Astronomical images are usually saved in a format called the Flexible Image Transport System, or FITS. Unlike the GIF or JPEG images you have probably viewed before, FITS images can't be viewed in web browsers. You need a special viewer to see them - that's why you downloaded Iris! As you retrieve images from SDSS, you will be retrieving FITS files.
The SDSS camera takes images through five filters called u (ultraviolet), g (green), r (red), i and z (both infrared). Each of these images is a grayscale image. To make a color image, you must combine three of these grayscale images. Iris will help you make tri-color images.
To practice using Iris, we'll start with a beautiful SDSS image of a spiral galaxy, NGC 1087. To get the image, open the Object Explorer. You will see a screen like this:
Click the "Ra,dec" link in the left column; a small window will pop up. Enter the coordinates of NGC 1087: ra = 41.606, dec = -0.499. A new window will pop up containing the Object Explorer entry for NGC 1087.
To get the FITS images, click "FITS" under "PhotoObj" in the left column. You will see a screen like this:
"Corrected frames" are the final step in processing SDSS images, so those are the images you want. To get a corrected frame image, RIGHT-click on one of the filter names (u*, g*, r*, i*, or z*) and select "Save Target As." Save the file(s) in the directory where you have your Iris images.

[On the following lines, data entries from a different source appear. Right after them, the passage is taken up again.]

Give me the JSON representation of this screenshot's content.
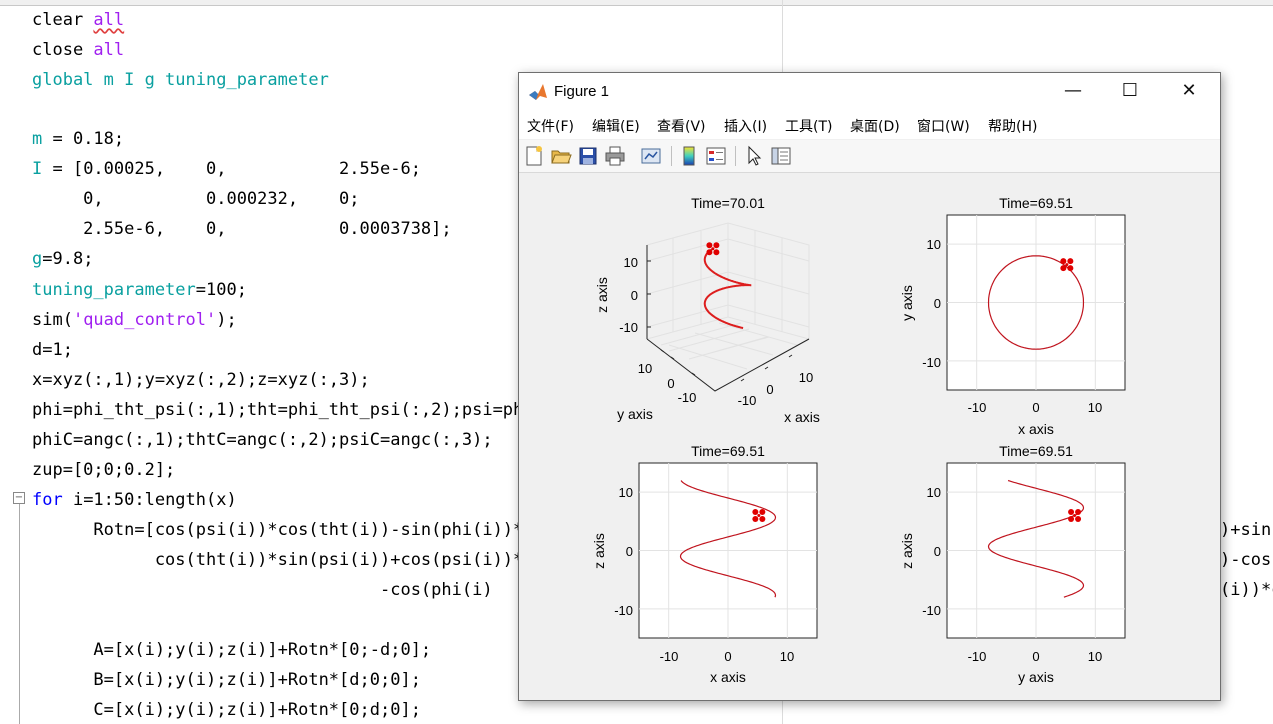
{
  "editor": {
    "l1": {
      "a": "clear ",
      "b": "all"
    },
    "l2": {
      "a": "close ",
      "b": "all"
    },
    "l3": "global m I g tuning_parameter",
    "l5": {
      "a": "m",
      "b": " = 0.18;"
    },
    "l6": {
      "a": "I",
      "b": " = [0.00025,    0,           2.55e-6;"
    },
    "l7": "     0,          0.000232,    0;",
    "l8": "     2.55e-6,    0,           0.0003738];",
    "l9": {
      "a": "g",
      "b": "=9.8;"
    },
    "l10": {
      "a": "tuning_parameter",
      "b": "=100;"
    },
    "l11": {
      "a": "sim(",
      "b": "'quad_control'",
      "c": ");"
    },
    "l12": "d=1;",
    "l13": "x=xyz(:,1);y=xyz(:,2);z=xyz(:,3);",
    "l14": "phi=phi_tht_psi(:,1);tht=phi_tht_psi(:,2);psi=phi",
    "l15": "phiC=angc(:,1);thtC=angc(:,2);psiC=angc(:,3);",
    "l16": "zup=[0;0;0.2];",
    "l17": {
      "a": "for",
      "b": " i=1:50:length(x)"
    },
    "l18": "      Rotn=[cos(psi(i))*cos(tht(i))-sin(phi(i))*s",
    "l18r": ")+sin",
    "l19": "            cos(tht(i))*sin(psi(i))+cos(psi(i))*s",
    "l19r": ")-cos",
    "l20": "                                  -cos(phi(i)",
    "l20r": "(i))*c",
    "l22": "      A=[x(i);y(i);z(i)]+Rotn*[0;-d;0];",
    "l23": "      B=[x(i);y(i);z(i)]+Rotn*[d;0;0];",
    "l24": "      C=[x(i);y(i);z(i)]+Rotn*[0;d;0];",
    "fold": "−"
  },
  "figure": {
    "title": "Figure 1",
    "window_controls": {
      "minimize": "—",
      "maximize": "☐",
      "close": "✕"
    },
    "menus": [
      "文件(F)",
      "编辑(E)",
      "查看(V)",
      "插入(I)",
      "工具(T)",
      "桌面(D)",
      "窗口(W)",
      "帮助(H)"
    ],
    "dock_glyph": "↘",
    "toolbar_icons": [
      "new-figure-icon",
      "open-file-icon",
      "save-icon",
      "print-icon",
      "link-plot-icon",
      "insert-colorbar-icon",
      "insert-legend-icon",
      "edit-plot-arrow-icon",
      "property-inspector-icon"
    ]
  },
  "chart_data": [
    {
      "type": "line",
      "view": "3d",
      "title": "Time=70.01",
      "xlabel": "x axis",
      "ylabel": "y axis",
      "zlabel": "z axis",
      "xticks": [
        "-10",
        "0",
        "10"
      ],
      "yticks": [
        "10",
        "0",
        "-10"
      ],
      "zticks": [
        "10",
        "0",
        "-10"
      ],
      "series_color": "#dd1e1e",
      "marker_color": "#e00000",
      "description_values": {
        "radius": 8,
        "z_range": [
          -8,
          12
        ]
      }
    },
    {
      "type": "line",
      "title": "Time=69.51",
      "xlabel": "x axis",
      "ylabel": "y axis",
      "xlim": [
        -15,
        15
      ],
      "ylim": [
        -15,
        15
      ],
      "xticks": [
        -10,
        0,
        10
      ],
      "yticks": [
        10,
        0,
        -10
      ],
      "grid": true,
      "series_color": "#c0141e",
      "shape": "circle",
      "radius": 8,
      "quad_position": [
        5.2,
        6.5
      ]
    },
    {
      "type": "line",
      "title": "Time=69.51",
      "xlabel": "x axis",
      "ylabel": "z axis",
      "xlim": [
        -15,
        15
      ],
      "ylim": [
        -15,
        15
      ],
      "xticks": [
        -10,
        0,
        10
      ],
      "yticks": [
        10,
        0,
        -10
      ],
      "grid": true,
      "series_color": "#c0141e",
      "shape": "sinusoid",
      "amplitude": 8,
      "z_range": [
        -8,
        12
      ],
      "quad_position": [
        5.2,
        6.0
      ]
    },
    {
      "type": "line",
      "title": "Time=69.51",
      "xlabel": "y axis",
      "ylabel": "z axis",
      "xlim": [
        -15,
        15
      ],
      "ylim": [
        -15,
        15
      ],
      "xticks": [
        -10,
        0,
        10
      ],
      "yticks": [
        10,
        0,
        -10
      ],
      "grid": true,
      "series_color": "#c0141e",
      "shape": "sinusoid",
      "amplitude": 8,
      "z_range": [
        -8,
        12
      ],
      "quad_position": [
        6.5,
        6.0
      ]
    }
  ]
}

The files will save as .gz files, compressed files that a program like WinZip can open. (If you don't have WinZip, you can download it as evaluation shareware from www.winzip.com). Even compressed, the files are still more than 2 MB, so they may take a while to download.
The files will have long and tedious filenames, so you may wish to rename them. You might rename the files NGC1087red, NGC1087green, etc. Choose names that are easy to remember. Change the file extensions from .fits to .fts so the images will open in IRIS.

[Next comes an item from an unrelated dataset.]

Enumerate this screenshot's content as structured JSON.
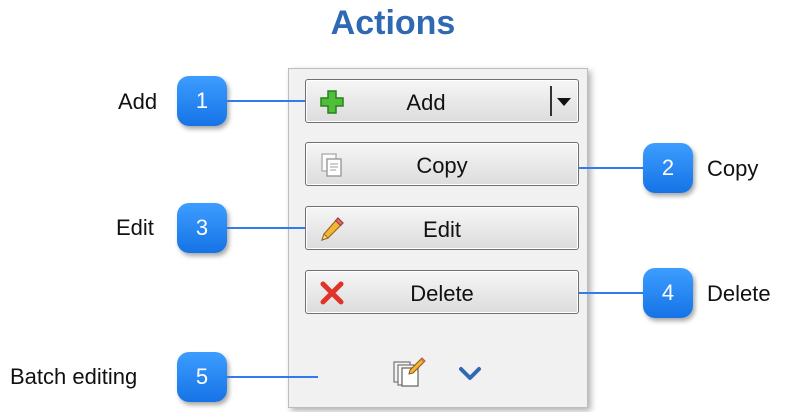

Now let's open these images up and see what they look like.